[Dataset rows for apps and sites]
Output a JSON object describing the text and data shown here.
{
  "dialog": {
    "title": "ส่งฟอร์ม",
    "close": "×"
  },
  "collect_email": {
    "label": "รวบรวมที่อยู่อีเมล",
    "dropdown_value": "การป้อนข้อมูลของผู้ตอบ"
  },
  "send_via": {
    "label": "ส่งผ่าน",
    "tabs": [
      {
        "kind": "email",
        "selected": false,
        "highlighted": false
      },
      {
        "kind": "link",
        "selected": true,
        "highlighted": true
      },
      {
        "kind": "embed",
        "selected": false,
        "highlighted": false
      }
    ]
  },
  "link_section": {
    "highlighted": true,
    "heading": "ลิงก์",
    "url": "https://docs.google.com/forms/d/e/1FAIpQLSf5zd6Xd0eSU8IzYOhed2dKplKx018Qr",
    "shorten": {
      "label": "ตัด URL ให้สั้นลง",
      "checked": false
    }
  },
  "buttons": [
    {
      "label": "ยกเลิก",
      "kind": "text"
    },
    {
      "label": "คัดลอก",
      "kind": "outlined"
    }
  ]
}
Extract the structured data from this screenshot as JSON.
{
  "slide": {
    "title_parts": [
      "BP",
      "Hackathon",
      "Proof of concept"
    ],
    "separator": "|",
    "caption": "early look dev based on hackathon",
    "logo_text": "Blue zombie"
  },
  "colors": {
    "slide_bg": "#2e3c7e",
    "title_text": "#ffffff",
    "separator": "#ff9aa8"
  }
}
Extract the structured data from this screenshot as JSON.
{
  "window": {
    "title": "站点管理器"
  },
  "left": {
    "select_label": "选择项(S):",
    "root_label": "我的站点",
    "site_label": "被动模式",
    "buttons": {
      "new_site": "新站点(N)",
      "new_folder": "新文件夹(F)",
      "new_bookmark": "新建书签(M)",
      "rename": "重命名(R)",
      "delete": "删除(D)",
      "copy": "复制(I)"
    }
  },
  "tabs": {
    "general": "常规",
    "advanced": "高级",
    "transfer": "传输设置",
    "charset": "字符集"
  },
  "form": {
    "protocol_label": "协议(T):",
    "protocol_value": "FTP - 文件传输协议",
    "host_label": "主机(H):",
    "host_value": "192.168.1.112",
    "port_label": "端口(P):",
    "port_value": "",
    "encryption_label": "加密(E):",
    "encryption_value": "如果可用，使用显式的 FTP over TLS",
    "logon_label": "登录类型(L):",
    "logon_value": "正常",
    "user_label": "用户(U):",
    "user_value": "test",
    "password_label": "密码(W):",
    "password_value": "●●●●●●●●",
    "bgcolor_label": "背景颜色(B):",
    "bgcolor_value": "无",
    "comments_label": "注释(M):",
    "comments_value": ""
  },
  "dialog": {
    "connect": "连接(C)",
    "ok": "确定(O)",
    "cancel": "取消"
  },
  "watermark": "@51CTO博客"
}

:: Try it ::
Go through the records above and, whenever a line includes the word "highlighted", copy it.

:: Problem solution ::
        "highlighted": false
        "highlighted": true
        "highlighted": false
    "highlighted": true,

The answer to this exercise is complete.